In any case, the process is fairly similar across the board, whether you’re applying online, over the phone, or with somebody at a department store. They may run a “hard check” on your credit, which might hurt your credit rating. They may also assess your credit history and your employment situation when coming to a decision.

If you qualify, they will send you the credit card in the mail and that could take several weeks. Unfortunately, if you don’t qualify, you may still get the potential ding on your credit rating because of the hard inquiry.

Again, this process may take a few weeks, so keep that in mind as you consider applying for a credit card.

How to Potentially Impact Your Credit History Without a Credit Card

One key area where the line of credit and credit card are similar is that they may be able to help make an impact on your credit history.

Let’s take a look at both:

1. A Credit Card to Build Credit History

Using a major credit card to build your credit history may not always be an option, simply because you may not qualify for a major credit card if you have damaged credit.

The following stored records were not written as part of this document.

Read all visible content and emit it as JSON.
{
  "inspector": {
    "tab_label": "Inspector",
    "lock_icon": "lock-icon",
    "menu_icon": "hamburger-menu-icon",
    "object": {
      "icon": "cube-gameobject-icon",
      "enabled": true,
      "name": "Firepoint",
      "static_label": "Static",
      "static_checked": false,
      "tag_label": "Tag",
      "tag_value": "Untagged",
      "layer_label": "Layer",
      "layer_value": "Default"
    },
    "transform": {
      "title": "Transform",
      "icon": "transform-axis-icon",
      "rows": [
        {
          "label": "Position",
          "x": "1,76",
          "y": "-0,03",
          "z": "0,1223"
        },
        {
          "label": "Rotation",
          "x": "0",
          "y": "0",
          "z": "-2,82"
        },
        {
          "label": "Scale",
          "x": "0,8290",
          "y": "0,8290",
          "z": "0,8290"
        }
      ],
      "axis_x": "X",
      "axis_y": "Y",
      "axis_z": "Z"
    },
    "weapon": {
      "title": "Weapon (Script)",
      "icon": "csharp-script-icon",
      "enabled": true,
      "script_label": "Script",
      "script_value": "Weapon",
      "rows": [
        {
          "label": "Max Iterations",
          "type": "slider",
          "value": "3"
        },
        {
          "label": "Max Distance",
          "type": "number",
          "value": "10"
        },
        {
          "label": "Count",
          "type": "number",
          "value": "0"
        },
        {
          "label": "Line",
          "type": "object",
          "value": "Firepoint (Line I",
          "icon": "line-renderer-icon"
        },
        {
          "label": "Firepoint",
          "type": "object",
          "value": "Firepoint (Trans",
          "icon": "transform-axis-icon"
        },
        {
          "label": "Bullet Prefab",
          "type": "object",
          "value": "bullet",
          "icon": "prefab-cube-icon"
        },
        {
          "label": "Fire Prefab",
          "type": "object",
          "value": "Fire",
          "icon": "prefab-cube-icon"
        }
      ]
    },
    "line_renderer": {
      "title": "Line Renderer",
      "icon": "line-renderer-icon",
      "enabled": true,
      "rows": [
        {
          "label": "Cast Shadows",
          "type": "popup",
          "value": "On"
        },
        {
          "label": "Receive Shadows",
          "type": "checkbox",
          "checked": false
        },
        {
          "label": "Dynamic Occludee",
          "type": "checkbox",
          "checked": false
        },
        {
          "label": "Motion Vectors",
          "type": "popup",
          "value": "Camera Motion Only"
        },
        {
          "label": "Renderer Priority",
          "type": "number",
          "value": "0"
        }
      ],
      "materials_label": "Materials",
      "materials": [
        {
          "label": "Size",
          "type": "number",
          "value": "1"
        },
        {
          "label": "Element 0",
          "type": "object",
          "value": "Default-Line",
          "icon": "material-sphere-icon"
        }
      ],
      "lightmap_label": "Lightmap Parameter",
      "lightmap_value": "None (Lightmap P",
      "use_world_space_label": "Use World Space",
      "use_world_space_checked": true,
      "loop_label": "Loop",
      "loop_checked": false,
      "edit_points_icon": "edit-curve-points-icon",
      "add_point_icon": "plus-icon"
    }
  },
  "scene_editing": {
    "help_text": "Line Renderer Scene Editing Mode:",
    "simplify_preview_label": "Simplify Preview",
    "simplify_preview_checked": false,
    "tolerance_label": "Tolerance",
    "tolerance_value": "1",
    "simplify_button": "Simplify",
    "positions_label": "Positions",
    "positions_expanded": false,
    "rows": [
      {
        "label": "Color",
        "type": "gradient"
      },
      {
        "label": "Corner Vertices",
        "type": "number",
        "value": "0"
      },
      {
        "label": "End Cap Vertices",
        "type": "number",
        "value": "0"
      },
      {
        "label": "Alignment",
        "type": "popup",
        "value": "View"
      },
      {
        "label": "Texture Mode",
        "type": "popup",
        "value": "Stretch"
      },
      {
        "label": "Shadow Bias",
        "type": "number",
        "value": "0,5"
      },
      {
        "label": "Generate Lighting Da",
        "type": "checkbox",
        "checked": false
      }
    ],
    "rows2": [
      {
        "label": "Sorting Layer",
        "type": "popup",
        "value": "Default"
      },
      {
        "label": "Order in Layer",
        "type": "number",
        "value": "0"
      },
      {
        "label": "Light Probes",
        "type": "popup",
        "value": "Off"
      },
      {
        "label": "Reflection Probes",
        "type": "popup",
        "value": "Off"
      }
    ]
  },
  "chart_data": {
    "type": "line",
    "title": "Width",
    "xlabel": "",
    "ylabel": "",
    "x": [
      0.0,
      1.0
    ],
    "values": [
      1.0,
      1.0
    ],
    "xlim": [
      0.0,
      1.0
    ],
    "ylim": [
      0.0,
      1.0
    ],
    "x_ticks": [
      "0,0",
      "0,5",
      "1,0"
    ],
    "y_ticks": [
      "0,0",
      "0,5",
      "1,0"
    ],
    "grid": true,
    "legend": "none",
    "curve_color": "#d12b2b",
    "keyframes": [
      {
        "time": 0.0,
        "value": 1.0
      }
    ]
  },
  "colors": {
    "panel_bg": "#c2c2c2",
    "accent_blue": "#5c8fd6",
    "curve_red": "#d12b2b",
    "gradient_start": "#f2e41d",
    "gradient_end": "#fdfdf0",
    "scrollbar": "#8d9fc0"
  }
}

In that case, you may consider opting for what is called a secured credit card. These are still offered by all the major credit card companies and act like most credit cards.

The key difference is you are paying a certain amount of money to secure the card. This could be any value all the way up to the credit limit, and that money acts as your available credit.

2. A Line of Credit to Make an Impact on Your Credit History

As long as your personal line of credit lender reports your payments to one of the major credit agencies, you may be able to use your line of credit to make an impact towards your credit history. While this may be the case, it is important to remember that your credit score is impacted by a number of different factors.

This strategy may only work if you keep a low balance and make on-time payments. Of course, you need to be doing the right things everywhere else, such as paying all of your other bills on time and not racking up debt elsewhere.

Disclaimer: This article provides general information only and does not constitute financial, legal or other professional advice. For full details, see CreditFresh’s Terms of Use


Posted in: Line of Credit